I thank you, God, for all these ordinary things;
For water that flows freely from the faucet to my tub
Or drawn from wells by windmills to the tanks
Where thirsty horses drink and drink
And shake their thankful heads and drink again.

I thank you for the wheatfields waving gently
In the wind, ripe for the reaping;
Golden in the fields and golden in the bread
Upon my table.

Thank you for the prairie grasses
Red and gold in Autumn
Dying in a blaze of glory — so it seems —
But then, come April, they are richly green
Nourishing the bison, then the cattle
When the buffalo are gone.
These grasses came by Nature's providence
Bursting, as it were, unsummoned
From the Prairie-Erth.

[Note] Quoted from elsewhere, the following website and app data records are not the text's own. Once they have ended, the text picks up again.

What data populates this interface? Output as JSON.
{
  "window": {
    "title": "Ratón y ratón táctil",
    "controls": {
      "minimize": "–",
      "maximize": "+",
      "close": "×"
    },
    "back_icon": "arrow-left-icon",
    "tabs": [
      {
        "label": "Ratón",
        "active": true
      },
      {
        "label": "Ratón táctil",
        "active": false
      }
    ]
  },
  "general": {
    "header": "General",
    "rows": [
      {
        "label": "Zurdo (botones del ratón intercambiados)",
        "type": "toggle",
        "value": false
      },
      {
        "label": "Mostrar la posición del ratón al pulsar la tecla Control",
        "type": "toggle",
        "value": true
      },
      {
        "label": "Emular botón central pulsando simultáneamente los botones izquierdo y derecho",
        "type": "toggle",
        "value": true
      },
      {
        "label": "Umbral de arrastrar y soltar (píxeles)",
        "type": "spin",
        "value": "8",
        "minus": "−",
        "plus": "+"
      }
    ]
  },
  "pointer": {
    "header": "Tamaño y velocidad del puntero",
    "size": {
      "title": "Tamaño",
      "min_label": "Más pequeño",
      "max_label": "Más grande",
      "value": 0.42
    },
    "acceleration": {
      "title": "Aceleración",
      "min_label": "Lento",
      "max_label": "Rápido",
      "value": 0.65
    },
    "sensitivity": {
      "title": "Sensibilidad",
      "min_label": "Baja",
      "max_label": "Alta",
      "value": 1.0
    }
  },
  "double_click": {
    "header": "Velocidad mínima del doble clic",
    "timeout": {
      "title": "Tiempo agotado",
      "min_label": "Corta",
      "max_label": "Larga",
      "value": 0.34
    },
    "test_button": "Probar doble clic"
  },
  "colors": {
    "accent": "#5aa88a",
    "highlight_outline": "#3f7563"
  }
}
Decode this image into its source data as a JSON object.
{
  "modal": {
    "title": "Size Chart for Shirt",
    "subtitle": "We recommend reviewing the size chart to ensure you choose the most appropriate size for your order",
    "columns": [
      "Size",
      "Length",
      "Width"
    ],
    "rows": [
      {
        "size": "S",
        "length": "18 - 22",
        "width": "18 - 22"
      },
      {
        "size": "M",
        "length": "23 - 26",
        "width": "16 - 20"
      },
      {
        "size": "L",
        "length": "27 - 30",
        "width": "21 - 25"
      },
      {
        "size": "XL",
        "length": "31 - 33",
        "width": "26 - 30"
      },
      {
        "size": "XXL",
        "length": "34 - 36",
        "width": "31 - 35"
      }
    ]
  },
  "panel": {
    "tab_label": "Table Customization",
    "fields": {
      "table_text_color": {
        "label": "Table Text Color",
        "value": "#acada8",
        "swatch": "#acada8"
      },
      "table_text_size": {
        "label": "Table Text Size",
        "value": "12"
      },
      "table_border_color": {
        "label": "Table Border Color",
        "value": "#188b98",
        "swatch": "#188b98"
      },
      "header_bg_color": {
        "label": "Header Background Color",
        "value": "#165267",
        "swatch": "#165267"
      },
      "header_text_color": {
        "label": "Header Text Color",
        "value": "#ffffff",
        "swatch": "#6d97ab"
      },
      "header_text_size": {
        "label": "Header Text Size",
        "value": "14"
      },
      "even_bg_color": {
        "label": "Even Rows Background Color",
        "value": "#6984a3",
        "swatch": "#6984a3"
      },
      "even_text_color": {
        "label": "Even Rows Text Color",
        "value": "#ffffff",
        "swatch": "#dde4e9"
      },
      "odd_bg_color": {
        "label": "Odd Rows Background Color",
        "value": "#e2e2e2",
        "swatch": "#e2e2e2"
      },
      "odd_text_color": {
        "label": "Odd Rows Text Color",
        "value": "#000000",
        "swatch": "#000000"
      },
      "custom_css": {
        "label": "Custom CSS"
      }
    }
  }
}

Thank you, too, for the forests; trees
That drop their leaves in Autumn on the earth
To give it nourishment; for logs in fireplaces
Where we warm ourselves and sometimes see our dreams
Go up in flames and die; For Christmas trees —
And for the lonely beam from which we made a cross
And hanged the Man who made it all!
But like the earth in Spring, Life does not die!
The Author lives! I thank you, God,
For all these "ordinary" things!

Joan photo


I have never tried to set down my feelings about you.
Perhaps it is because the feelings I have
Run too deep for words.
Also my feeling is inadequacy
When I try for words to tell you of my thoughts;
For you are the one who always seems to tear away
The shabby, artificial wrappings of my sentences, to leave me
With the small, and often meaningless kernel of my thoughts
Wondering why I thought that what I had to say
Was of the slightest moment. Now tonight,
With what I call my "heart" so full of pain and love —
If I know love — if I must say it badly,
Then it will be badly said.
The tearing, hurting, loving battle has to end.
The time for "Mother"
Long has gone. Now, let me be your friend.

horse photo

Bill (circa 1920–1930)

I have small certainties about the ways of God
But some child-minded angel
Must have touched my father's heart so that
He bid upon and bought
A leggy, lovely saddle horse named "Bill."

Embarrassed by his rank extravagance
(No plow-horse, this!) he brought him home.
My brothers led him out, gravely covering their joy
With manly objectivity (too much exuberance
Would never do). One by one they tried him out
And found his gait as smooth as silk and given rein
That horse would all but fly!

I was too young (a girl!) to ride alone
But came a day when I could lift the saddle,
Cinch it tight, and climbing up,
Begin my tentative steps to freedom.
And came another day and days when girl and horse
Beyond the sight of elders, streaked through pastures,
Jumping ditches, risking life and bones
At breakneck speed and then, sedately, home again,
Bringing the cows for milking.
This one sweet, happy memory, almost unchanged
By time, I carry from my Kansas childhood;
This one delight: My friendship
With a leggy, lovely saddle horse named "Bill."

family photo

To Laurie with Love and Disagreement

Let me tell you, Laurie, dear
About your friend, the mouse.
When I was just about your age
Those pests ate up my house!

They chewed away the plaster
Ate holes beneath the doors
They ate the food off of the shelves
And skittered on the floors.

They made their nests, those mother-mice
In every nook and cranny
In backs of closets, in our shoes,
You never saw so many!

They crawled in the piano
And made their little nests
They fixed it so it wouldn't play
The vicious little pests!

And so, my friend, I must insist
No "ifs" no "ands" no "buts"
Though you may think that mice are nice
I hate their little guts!